Up until now, Covid has felt dangerous and real, but also distant.
Yesterday, a healthy father of four — a man that my husband has worked with and whose family lives just a few miles from us — died from Covid. Just down the road, there is now a wife without a husband and four children without a father, and an entire community is stunned, reeling with heartbreak and rage. The collective grief hangs heavy.
Over the last year, it’s seemed that the people who got Covid were hush-hush about it. I figured their secretiveness had to do with confidentiality, but then a friend who tested positive posted an article about the stigma of Covid.
Apparently, there’s a shame component to getting the virus — people who get it are often viewed as having done something wrong and are therefore blamed for their illness. Which is ridiculous: some of the most careful, responsible people have contracted the virus while others who’ve blatantly disregarded every precaution have been just fine.

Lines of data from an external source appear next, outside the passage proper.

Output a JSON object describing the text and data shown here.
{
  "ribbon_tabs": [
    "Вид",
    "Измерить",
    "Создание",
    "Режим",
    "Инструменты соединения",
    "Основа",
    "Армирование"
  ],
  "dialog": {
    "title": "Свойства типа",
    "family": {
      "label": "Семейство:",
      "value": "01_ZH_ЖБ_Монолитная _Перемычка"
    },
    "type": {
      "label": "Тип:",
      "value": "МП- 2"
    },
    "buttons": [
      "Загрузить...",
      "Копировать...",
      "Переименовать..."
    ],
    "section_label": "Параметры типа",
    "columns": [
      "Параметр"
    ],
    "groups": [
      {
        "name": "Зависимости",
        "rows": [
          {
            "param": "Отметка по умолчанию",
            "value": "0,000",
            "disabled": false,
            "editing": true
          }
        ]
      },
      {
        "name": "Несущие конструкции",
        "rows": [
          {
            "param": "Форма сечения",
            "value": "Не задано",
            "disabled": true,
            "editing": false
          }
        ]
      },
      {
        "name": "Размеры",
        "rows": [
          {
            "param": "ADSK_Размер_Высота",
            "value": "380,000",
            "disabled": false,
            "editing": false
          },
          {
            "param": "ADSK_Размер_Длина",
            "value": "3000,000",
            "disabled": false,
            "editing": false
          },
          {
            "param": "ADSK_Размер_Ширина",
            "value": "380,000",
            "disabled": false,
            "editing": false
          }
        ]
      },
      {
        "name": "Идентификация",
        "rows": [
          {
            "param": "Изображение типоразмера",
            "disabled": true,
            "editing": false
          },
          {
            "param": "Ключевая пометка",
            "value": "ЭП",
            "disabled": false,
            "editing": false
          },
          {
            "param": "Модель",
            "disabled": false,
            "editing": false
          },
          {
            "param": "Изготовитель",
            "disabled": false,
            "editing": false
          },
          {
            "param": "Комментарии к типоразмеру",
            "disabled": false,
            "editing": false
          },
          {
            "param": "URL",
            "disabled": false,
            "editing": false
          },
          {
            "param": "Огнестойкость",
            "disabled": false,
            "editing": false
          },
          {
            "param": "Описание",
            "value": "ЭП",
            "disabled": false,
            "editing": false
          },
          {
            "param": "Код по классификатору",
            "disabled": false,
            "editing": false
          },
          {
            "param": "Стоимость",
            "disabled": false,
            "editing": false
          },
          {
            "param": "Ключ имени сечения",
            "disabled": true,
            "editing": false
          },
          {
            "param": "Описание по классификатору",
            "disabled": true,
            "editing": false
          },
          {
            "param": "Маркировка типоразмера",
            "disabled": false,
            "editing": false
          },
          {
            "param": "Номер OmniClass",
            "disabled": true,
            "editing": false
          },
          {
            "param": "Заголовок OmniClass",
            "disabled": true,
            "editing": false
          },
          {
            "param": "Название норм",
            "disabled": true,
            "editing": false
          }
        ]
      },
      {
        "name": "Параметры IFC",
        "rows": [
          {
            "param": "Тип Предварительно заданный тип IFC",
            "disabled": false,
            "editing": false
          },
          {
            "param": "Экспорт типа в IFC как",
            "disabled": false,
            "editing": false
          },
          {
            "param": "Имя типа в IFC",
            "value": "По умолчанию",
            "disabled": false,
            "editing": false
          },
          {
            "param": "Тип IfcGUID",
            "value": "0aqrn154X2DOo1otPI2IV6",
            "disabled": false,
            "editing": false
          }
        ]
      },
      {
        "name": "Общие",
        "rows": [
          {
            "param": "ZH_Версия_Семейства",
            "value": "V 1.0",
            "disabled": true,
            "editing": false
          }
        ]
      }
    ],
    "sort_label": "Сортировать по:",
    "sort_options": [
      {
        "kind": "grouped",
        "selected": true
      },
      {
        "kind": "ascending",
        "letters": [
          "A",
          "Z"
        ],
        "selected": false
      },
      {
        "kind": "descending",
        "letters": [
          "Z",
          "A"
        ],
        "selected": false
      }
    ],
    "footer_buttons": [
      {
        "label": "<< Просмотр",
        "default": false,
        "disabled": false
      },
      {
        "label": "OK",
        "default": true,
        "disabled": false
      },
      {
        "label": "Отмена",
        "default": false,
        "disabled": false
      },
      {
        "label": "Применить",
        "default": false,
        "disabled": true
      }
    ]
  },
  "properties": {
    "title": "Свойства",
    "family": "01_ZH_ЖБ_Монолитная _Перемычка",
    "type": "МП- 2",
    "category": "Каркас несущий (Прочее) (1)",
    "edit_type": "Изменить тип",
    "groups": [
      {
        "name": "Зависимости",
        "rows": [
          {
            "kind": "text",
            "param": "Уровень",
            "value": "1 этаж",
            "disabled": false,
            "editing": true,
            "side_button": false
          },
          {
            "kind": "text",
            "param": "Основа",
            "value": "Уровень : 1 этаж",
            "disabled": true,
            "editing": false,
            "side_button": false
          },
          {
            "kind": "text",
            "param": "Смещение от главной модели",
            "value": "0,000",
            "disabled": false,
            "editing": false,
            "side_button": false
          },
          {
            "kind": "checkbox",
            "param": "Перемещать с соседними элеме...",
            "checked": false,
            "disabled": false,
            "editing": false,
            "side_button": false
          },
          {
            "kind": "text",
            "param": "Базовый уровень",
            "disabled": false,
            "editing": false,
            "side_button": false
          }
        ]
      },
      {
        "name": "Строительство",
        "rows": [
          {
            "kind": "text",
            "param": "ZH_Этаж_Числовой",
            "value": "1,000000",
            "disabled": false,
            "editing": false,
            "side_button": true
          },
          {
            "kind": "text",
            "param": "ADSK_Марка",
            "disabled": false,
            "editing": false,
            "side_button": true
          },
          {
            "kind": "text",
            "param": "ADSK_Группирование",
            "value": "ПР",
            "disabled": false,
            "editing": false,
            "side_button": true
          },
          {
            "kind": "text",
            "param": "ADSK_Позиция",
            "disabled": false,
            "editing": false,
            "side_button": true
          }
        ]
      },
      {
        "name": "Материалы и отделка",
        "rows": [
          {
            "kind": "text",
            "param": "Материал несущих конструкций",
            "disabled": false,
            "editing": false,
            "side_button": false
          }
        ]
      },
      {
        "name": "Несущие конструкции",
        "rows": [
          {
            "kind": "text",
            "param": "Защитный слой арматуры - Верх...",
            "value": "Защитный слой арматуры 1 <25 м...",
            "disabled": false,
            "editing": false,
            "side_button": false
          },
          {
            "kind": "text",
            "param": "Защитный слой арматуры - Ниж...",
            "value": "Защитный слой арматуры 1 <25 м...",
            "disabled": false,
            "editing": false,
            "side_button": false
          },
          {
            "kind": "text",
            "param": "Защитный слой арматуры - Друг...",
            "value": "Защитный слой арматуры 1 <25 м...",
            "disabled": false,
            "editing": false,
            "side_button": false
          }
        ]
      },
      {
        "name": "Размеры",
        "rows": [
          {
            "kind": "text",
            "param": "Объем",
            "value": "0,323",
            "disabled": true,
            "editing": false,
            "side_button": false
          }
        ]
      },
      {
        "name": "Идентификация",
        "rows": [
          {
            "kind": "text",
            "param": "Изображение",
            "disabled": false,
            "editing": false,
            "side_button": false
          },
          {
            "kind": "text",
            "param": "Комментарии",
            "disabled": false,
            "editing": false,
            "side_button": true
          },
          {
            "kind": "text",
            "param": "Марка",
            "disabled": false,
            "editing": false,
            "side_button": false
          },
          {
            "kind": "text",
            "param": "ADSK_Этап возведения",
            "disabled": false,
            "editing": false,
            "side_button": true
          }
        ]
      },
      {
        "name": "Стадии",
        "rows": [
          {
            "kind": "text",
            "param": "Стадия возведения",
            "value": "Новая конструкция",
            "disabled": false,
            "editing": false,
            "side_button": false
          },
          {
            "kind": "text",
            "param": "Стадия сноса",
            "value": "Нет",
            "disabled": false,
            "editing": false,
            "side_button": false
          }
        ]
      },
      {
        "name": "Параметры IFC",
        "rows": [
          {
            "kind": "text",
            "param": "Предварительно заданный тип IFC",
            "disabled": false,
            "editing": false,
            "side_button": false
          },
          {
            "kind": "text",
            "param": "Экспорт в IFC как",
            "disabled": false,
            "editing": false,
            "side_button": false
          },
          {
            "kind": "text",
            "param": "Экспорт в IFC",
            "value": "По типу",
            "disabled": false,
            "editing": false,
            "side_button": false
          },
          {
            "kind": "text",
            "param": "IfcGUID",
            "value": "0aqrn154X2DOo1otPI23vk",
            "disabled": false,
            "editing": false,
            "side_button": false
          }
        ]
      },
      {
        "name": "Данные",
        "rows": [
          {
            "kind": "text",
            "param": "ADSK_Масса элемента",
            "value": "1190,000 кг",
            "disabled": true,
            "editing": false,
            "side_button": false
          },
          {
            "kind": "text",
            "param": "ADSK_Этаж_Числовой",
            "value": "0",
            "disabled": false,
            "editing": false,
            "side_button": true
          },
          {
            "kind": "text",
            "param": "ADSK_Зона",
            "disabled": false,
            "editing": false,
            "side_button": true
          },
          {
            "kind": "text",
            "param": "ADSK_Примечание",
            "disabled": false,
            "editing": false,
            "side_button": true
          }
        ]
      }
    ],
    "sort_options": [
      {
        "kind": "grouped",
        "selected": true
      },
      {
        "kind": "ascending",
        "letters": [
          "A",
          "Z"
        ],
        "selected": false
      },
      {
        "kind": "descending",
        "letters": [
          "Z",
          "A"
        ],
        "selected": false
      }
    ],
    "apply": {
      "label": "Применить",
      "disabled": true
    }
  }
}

Bottom line: toss the shame and share the symptoms, says the article. Covid is real — and it’s random (five members of our friend’s family tested positive, and he was the only one who had a cough, and he didn’t develop a fever until after he was in the hospital) — and the more we talk about it, frankly and openly, the better we can care for ourselves and each other.
What with the sky-high numbers, cold weather, over-crowded hospitals, slow vaccine rollout, this new, highly-contagious strain of the virus, and now this devastating death in our community, it feels like we’re fast approaching a whole new level of the pandemic. Almost daily, I learn about another friend, or friend of a friend, who has tested positive. It’s sobering.
No, scratch that. It’s terrifying.
Choices we’ve made that have, up until now, felt like reasonable risk may soon cross the line to dangerous. As a family, we’re beginning to talk about these next few months and the changes we may need to make to stay safe.
One small ray of hope: my older son — because he’s a volunteer for the rescue squad — qualified for the Covid vaccine. One down, one to go. I am so grateful.
photo credits: my younger daughter
This same time, years previous: the quotidian (1.13.20), full house, scandinavian sweet buns, homemade lard, the quotidian (1.11.16), cranberry bread, the quotidian (1.13.13), roll and twist, vanilla cream cheese braids, rum raisin shortbread, cranberry relish.